■ **Work item**
Take the line with "Extract the structured" as the first and the last line of the data as the end. Write out both and every line between exactly, except pictures.

[Data extracted from a collection]

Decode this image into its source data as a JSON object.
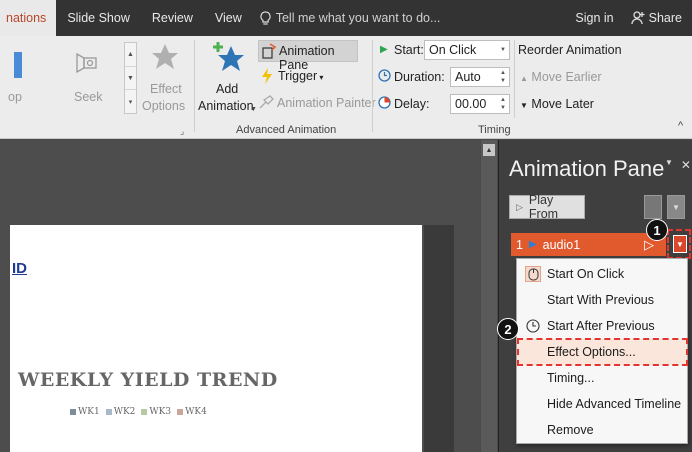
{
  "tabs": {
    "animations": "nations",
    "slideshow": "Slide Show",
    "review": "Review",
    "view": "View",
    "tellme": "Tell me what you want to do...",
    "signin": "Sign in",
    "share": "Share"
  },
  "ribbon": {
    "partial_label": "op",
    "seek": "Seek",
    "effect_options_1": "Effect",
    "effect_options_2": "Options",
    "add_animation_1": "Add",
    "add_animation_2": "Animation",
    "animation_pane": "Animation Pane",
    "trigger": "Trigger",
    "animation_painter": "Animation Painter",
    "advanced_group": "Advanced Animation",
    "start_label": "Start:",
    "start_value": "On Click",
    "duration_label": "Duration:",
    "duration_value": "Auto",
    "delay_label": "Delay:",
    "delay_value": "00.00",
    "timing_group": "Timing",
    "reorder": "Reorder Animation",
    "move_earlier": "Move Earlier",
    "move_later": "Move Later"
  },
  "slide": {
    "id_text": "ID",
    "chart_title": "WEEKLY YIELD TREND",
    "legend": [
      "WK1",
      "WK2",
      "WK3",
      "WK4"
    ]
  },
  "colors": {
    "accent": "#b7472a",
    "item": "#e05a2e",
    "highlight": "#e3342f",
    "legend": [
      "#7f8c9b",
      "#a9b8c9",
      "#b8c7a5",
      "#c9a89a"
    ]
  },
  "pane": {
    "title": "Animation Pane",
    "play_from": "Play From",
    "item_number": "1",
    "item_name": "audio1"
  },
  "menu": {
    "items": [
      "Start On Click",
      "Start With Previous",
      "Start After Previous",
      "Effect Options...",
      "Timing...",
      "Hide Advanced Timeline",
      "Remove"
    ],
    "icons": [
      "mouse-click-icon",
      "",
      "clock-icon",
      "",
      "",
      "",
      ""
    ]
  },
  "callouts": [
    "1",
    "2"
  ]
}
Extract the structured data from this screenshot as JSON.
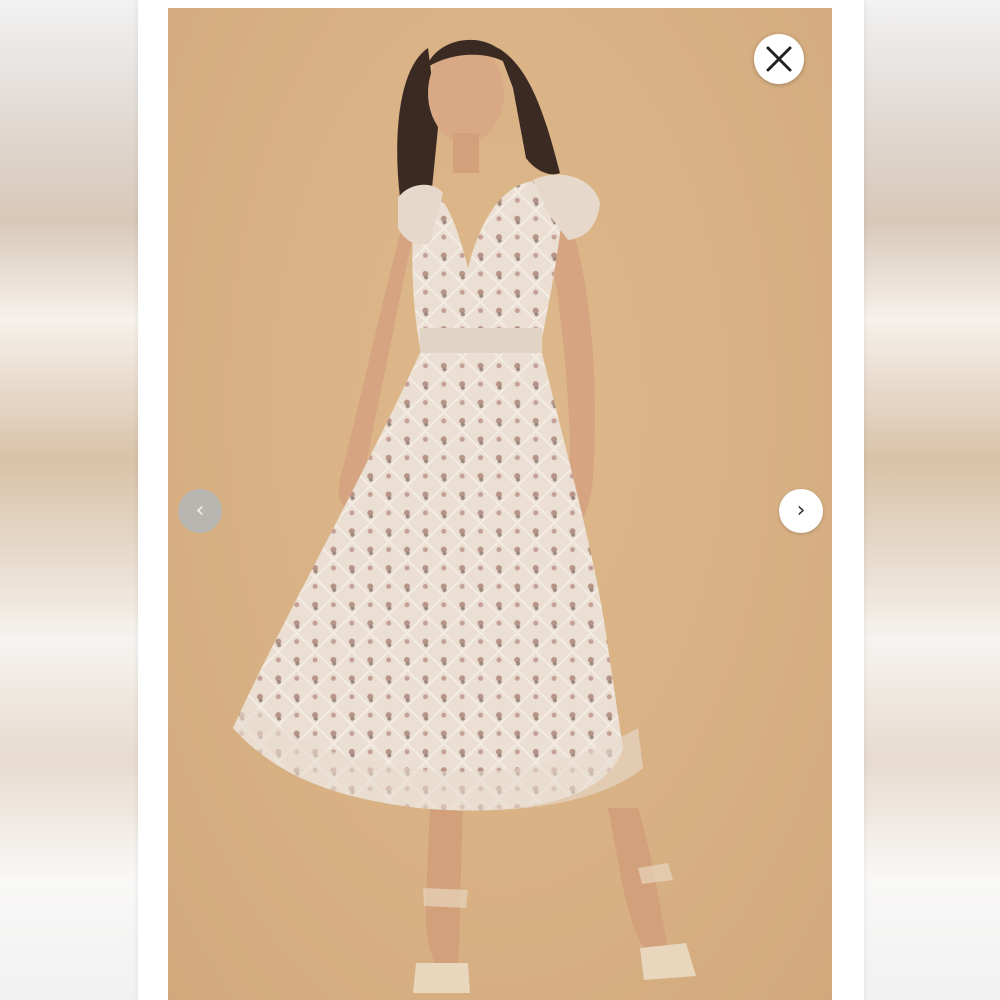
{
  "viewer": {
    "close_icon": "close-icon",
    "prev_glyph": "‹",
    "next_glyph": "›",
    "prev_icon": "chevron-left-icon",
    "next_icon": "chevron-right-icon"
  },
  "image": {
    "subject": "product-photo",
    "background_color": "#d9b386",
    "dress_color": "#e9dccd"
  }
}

■ **Output for this task**
Extract the structured data from this screenshot as JSON.
{
  "viewer": {
    "close_icon": "close-icon",
    "prev_glyph": "‹",
    "next_glyph": "›",
    "prev_icon": "chevron-left-icon",
    "next_icon": "chevron-right-icon"
  },
  "image": {
    "subject": "product-photo",
    "background_color": "#d9b386",
    "dress_color": "#e9dccd"
  }
}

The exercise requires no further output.